(Source records)
================================
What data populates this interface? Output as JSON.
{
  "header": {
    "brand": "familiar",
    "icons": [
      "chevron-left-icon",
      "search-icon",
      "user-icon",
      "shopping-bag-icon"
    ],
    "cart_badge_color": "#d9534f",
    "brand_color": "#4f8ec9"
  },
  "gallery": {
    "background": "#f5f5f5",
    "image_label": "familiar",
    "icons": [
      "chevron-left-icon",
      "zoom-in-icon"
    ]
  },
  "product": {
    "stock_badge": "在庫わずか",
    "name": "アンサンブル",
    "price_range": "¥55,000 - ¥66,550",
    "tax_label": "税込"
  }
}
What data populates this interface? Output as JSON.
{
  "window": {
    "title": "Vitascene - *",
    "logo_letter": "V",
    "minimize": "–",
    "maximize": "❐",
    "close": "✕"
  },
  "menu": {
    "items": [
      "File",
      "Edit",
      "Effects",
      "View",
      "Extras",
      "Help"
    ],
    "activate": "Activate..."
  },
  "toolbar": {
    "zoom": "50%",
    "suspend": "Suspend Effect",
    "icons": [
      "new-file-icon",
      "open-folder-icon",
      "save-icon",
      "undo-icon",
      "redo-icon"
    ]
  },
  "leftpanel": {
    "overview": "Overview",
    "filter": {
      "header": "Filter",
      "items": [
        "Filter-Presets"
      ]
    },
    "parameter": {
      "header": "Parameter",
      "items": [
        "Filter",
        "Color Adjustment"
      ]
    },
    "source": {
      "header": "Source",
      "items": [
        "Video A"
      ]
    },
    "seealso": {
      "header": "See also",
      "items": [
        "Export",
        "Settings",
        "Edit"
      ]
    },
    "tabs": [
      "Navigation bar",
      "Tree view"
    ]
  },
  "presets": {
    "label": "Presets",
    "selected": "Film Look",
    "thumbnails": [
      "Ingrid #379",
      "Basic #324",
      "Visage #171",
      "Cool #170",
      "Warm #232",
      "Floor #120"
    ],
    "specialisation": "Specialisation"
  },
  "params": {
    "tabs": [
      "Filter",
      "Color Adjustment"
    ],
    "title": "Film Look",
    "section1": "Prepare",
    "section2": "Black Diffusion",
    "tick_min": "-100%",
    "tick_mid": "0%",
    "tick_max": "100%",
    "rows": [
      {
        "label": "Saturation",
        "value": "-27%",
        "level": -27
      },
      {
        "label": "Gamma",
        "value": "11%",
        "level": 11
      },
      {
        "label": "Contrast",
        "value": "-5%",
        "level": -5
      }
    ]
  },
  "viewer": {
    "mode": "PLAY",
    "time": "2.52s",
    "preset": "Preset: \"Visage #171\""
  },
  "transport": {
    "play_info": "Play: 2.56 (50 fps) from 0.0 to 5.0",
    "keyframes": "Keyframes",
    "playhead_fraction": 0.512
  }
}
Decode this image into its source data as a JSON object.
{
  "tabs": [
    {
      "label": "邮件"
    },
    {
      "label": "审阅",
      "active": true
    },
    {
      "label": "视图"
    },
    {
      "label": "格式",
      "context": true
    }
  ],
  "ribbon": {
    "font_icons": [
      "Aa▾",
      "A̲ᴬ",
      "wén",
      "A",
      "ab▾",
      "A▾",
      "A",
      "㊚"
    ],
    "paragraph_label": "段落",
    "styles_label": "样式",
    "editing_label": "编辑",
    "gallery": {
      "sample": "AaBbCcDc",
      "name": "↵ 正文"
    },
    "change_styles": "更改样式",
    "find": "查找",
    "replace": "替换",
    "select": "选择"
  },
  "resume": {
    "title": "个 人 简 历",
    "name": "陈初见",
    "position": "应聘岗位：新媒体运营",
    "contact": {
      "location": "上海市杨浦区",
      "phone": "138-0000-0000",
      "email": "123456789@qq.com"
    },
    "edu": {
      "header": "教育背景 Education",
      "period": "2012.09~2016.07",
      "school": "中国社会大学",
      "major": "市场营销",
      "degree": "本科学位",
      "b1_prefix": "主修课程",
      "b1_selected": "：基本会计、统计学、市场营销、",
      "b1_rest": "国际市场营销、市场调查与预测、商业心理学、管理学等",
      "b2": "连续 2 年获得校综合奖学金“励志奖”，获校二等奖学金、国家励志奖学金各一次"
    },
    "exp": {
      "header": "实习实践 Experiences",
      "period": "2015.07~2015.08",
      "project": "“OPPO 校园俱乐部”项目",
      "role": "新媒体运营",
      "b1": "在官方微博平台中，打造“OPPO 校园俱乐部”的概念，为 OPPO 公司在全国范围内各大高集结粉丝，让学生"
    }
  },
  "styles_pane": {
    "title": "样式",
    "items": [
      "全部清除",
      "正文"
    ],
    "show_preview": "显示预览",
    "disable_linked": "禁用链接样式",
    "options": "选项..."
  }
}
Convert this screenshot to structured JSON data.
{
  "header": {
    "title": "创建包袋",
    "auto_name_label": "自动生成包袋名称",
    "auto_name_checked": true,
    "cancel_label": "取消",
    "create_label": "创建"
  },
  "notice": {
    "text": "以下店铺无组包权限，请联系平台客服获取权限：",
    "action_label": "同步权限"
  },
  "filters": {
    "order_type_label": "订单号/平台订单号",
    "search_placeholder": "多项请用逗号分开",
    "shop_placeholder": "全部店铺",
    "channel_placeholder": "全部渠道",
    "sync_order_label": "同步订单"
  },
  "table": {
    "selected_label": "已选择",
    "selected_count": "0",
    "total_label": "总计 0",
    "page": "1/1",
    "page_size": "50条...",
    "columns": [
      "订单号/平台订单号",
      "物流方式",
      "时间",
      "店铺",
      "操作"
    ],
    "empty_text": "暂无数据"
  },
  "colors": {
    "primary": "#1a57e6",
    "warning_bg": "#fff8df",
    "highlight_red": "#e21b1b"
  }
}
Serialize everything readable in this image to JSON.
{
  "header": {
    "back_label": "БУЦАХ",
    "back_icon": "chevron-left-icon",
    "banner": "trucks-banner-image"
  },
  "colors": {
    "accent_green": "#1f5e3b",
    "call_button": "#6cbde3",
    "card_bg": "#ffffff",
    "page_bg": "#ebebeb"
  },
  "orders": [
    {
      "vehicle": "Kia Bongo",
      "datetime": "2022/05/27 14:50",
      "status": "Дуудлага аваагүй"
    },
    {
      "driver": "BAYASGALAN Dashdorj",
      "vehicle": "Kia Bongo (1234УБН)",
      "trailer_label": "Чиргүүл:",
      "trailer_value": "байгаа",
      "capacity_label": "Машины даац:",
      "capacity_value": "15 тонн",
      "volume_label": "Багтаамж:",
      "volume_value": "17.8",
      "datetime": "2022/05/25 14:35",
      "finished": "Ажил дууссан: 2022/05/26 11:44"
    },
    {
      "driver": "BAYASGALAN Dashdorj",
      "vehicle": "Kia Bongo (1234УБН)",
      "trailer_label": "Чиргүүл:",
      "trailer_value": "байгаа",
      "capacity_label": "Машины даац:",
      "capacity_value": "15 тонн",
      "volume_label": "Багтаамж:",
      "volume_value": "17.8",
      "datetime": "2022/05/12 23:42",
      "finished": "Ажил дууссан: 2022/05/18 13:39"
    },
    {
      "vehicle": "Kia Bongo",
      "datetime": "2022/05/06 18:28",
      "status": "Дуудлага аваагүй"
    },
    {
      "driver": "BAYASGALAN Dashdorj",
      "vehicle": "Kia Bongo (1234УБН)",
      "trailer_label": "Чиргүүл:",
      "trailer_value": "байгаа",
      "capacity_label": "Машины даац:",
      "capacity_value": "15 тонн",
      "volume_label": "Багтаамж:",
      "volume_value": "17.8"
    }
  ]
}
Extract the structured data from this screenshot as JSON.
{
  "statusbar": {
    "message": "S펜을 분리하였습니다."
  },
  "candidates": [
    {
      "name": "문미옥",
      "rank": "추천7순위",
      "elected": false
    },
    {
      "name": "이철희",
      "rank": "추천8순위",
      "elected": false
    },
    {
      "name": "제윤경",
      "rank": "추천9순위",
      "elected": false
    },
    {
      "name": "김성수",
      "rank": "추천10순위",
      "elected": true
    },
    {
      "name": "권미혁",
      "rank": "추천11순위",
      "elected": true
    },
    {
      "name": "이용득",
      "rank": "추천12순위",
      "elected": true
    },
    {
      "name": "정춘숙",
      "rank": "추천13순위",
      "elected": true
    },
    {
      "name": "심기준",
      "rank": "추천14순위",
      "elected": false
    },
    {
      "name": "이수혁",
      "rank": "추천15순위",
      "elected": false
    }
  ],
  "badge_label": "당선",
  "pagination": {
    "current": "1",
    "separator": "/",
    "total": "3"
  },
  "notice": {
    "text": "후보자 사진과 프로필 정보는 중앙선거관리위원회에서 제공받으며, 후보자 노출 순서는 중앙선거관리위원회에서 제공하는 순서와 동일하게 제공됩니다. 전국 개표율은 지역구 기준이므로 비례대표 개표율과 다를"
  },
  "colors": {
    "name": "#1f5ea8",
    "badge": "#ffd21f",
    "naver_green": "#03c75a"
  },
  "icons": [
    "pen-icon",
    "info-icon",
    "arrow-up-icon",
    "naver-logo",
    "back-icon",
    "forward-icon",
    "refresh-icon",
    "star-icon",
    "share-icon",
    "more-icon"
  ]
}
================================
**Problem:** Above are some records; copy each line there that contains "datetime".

**Answer section:**
      "datetime": "2022/05/27 14:50",
      "datetime": "2022/05/25 14:35",
      "datetime": "2022/05/12 23:42",
      "datetime": "2022/05/06 18:28",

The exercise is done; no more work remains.